AP: I really enjoy doing game art, just being able to do art as a career is great. I am still trying to figure out where I want to go with it specifically, and I’ve been working on small projects and doing everything I can, but at least I’ve finally got my foot in the door and can try and build something.
CGM: This is obviously a big opportunity to get your stuff out there and get some recognition. Are you beginning to see some results from it?
AP: On the stuff that I’ve been doing, a little bit. Going back to the Player’s Studio thing, I’ve received a couple cheques from that and that’s really cool. Also getting in the game and see my art was pretty awesome and got me some bragging rights.
CGM: Are you a big fan of the game? Do you play much?
AP: Yeah I’ve been playing since the beta. I started out in Alpha Squad and before that I was playing the original Planetside. So yeah, I’ve got a long history with the game.
CGM: So did you enter the contest because you really like the game, or because you wanted to get your art out there? Or both?
AP: Both. As soon as I got the email and saw the contest I thought “I’d be stupid not to.” It was a lot of work, and I only spent half the time I should have spent on it, so I really had to crunch this between my regular day job.
CGM: What’s your regular job?
AP: I work at home depot in the hardware department.
CGM: Doing the legit “Starving artist” thing eh?
AP: Not by choice.
CGM: What’s next after this? Plans for the future?
AP: Keep working at it, keep trying to build the skills and take as many opportunities as I can to get my stuff out there.
CGM: Super generic question but, any advice to give for people in your situation?
AP: I’m usually asking people for their advice. I don’t know, it’s very difficult because you’re on your own a lot and have to plan out what YOU think your next move should be. There’s a lot of questions at the time as far as what I’m doing, like still trying to figure things out. There’s no one there to tell you what to do, there’s no one to guide you. With the internet though, there’s lots of tutorials and people doing YouTube videos. You have to look for it, and there’s not a lot of context so you have to pick and choose what you’re learning from. There’s no way to tell how well it will apply to what you do, but the info is out there. You just have to keep pushing forward.
CGM: As an artist do you find the lack of structure freeing? Or do you struggle because you don’t have a sense of direction or someone breathing down your neck?
AP: It’s a bit of both. On the one hand, you would like to have someone telling you, “do this now” or “work on that”. When you’re on your own you have a lot more freedom about what you choose to work on, but there’s never any clear path. You have to tread your own. It can be very rewarding, but there’s a risk to it as well because you’re using time that you could spend doing other things.
CGM: Walk us through the creative process
AP: Going into this, the first thing was just trying to translate what the theme was about, brotherhood, and marrying that to what the game is about and what is familiar to players from that faction. So taking a concept from those two pieces and moving forward to a visual of what it would actually look like. Thumbnails, rough sketches and then research. I had to research a lot and after that it was the actual building of the piece and the hard stuff.

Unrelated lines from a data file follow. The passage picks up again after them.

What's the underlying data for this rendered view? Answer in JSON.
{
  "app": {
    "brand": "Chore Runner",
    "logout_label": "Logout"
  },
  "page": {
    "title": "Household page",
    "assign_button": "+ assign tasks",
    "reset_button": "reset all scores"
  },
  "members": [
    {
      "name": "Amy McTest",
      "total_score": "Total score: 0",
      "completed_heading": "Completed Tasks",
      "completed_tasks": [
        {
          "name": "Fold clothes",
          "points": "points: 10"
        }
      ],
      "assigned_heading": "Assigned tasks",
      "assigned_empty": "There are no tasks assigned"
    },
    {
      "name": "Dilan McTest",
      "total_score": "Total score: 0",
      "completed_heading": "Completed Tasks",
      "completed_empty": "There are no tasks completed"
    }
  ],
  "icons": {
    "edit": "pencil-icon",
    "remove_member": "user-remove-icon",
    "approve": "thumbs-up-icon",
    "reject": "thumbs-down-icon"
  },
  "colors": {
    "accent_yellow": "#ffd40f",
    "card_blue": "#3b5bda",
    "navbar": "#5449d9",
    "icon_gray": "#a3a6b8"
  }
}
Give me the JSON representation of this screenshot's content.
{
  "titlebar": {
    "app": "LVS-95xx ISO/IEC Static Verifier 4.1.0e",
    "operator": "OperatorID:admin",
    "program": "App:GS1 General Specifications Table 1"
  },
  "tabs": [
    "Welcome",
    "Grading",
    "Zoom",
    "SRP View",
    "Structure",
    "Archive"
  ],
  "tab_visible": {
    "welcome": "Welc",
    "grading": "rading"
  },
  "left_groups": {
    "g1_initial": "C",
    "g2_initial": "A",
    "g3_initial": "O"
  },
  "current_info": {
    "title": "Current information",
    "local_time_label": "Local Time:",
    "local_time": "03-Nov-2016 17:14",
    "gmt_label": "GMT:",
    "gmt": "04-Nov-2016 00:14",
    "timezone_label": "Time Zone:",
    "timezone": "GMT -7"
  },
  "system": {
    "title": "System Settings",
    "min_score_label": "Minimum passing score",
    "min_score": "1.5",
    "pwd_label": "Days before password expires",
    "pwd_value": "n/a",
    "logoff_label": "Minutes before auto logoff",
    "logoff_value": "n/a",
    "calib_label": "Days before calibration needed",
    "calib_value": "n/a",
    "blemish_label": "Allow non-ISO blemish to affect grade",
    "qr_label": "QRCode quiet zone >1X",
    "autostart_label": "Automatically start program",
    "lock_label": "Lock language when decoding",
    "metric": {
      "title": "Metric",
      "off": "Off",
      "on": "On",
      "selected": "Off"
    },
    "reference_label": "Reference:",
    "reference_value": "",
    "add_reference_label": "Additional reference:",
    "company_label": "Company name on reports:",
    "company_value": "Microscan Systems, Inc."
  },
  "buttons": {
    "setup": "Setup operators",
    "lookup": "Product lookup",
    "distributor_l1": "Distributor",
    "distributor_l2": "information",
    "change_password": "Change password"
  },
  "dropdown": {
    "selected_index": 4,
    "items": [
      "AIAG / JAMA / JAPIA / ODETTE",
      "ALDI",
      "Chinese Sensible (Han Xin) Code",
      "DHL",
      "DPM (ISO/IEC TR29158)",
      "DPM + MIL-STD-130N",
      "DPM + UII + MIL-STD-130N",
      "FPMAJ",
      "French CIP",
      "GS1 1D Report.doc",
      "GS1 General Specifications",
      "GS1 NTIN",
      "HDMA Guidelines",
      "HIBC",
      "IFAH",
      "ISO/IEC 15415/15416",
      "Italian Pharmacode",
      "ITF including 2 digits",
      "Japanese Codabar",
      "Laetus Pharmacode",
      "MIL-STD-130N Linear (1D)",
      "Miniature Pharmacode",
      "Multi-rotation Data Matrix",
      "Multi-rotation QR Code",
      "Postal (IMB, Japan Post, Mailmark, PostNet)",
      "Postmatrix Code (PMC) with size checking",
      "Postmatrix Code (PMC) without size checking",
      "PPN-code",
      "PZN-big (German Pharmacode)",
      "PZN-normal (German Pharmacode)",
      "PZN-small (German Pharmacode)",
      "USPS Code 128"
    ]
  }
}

CGM: There’s obviously a visual aesthetic the game is going for, did you have to shift your personal style to match that?
AP: There was a pretty high bar there, there were two other pieces that were part of the series that were top professional work, so that’s what I was headed for after looking at those two pieces. The major challenge there was trying to push my stuff to that level. The style was high fidelity, realism, and that was a challenge.
CGM: And you’re pleased with how it ended up?
AP: Oh gosh yeah. I couldn’t be happier with it. As far as the piece goes there’s always stuff you look back on think, “I could change that” or “that could have been better.” That’s always the first thing you see when you look at your own work, but as far as results go I couldn’t ask for more, it’s been amazing.
CGM: Well congratulations, that’s awesome.